The Imposter Insider: Business Email Compromise
Ever watched a sci-fi movie where aliens disguised as regular people infiltrate society to take over? Business Email Compromise - a practice cyber thieves use to hijack company email - is a little like this.
And if you're not vigilant, these scammers posing as email accounts you're familiar with can make off with the keys to your company network, sensitive data, and more.
To help you differentiate between the real and fake accounts, we examine how they work, how to sniff them out, and what you can do to mitigate the damage.
Phase One: Research
Cybercriminals target a business with phishing emails. Perhaps you're familiar with these emails that typically alarm the recipient into clicking on a link or downloading a file with bogus claims of viruses or bank alerts?
Once an employee falls for the phishing email, the scammer secretly installs malware into their device to access the company email network and databases.
With unencumbered access, the scammer can log in at will to study payment schedules, vendor lists, and anything else of interest, paying close attention to emails from the CEO about payments and the CEO's schedule, which comes in handy later.
Phase Two: Grooming
Armed with research, the scammer begins an email relationship with a targeted employee. This is typically someone with the authority to make payments, such as an Accounts Payable supervisor or someone in management.
The scammer may pretend to be an employee of a trusted vendor—and may even call the targeted person on the phone to create a more legitimate façade.
Phase Three: Transfer
Once the scammer feels comfortable and establishes a relationship, they fake an email from the CEO or someone else high up in the company directing the target to make a wire transfer to the trusted vendor's account.
A typical email message might be something like:
I'm on the road but need your help processing a late payment for XYZ company. We can't afford to miss it, or our delivery will be quarantined. The link enclosed can be used for the payment.
This usually happens when the CEO is out of town, making the request challenging to verify. And the transfer link, as you might guess, is directed to the scammer's account and not the trusted vendor's.
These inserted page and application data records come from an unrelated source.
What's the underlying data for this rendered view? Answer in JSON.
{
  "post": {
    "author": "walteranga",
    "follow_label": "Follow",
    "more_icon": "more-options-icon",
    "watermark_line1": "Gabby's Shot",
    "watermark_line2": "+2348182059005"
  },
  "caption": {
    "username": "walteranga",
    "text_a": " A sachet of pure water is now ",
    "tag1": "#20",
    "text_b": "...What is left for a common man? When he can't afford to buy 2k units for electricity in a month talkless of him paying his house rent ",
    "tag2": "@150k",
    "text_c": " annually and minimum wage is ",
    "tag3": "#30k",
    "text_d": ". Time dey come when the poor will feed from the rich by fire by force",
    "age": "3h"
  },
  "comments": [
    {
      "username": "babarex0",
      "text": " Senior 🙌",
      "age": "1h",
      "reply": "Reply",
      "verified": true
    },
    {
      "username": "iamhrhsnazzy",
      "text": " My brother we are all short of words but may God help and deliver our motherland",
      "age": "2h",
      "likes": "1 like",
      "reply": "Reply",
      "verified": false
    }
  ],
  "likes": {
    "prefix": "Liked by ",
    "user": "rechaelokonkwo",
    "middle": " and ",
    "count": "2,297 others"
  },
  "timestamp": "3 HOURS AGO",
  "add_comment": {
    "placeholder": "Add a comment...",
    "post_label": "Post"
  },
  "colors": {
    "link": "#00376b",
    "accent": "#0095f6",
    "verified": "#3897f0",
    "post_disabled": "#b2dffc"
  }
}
What's more, if the transfer occurs unnoticed by anyone in the company, and many do at first, the scam continues, and the losses can quickly add up. In one of many noteworthy business email compromise cases, Toyota lost more than $35 million dollars.
Unfortunately, by the time the scam is spotted, the cybercriminal—and the company's money—is usually gone for good.
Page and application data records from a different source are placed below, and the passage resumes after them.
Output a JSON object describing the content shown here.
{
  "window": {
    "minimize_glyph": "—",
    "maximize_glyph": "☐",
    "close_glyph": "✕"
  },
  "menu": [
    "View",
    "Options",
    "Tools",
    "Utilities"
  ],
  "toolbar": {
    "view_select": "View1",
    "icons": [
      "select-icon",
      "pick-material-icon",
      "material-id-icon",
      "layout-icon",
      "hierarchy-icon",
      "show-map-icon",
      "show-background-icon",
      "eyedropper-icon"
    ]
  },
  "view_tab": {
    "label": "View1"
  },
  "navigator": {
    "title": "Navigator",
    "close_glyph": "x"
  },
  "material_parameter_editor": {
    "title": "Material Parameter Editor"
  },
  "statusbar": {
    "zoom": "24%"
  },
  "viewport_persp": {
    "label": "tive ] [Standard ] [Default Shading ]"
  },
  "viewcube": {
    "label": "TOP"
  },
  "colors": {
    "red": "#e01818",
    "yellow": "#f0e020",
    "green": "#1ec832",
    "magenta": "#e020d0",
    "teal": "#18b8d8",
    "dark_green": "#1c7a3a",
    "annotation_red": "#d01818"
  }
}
To Avoid Becoming a Victim
Fortunately, there are ways to avoid falling for a business email compromise scam. First, train your employees to verify any wire transfer request with the email sender by phone or in person, if possible.
This holds especially for employees who process payments or managers with the authority to do so.
If they call the number provided in the scammer's email, they may be connected with someone in on the scam, so a best practice is to use the phone number you have on file for the vendor who's being impersonated.
In addition, be wary of new wire transfer instructions or routing requests that appear from out of nowhere. They may be a trick and are typically prefaced with messages from scammers, such as "Hi, I'm a new representative at XYZ bank and have taken the place of your account contact who's left the company…."
Beyond the messaging, carefully check any wire requests for slight changes in email addresses or different account numbers than the ones you're accustomed to dealing with. These are obvious red flags and sure signs of a scam.
Verify any suspicious requests with internal partners, such as the finance team. And always go through proper channels.
Above all, if a request doesn't feel right or your employees have any suspicions that an email may be fake, advise them to err on the side of caution and notify management.
As an added security measure, consider information security awareness training that helps your employees identify signs of phishing. A search online of the term 'phishing awareness training' or 'information security training' provides a variety of vendor options.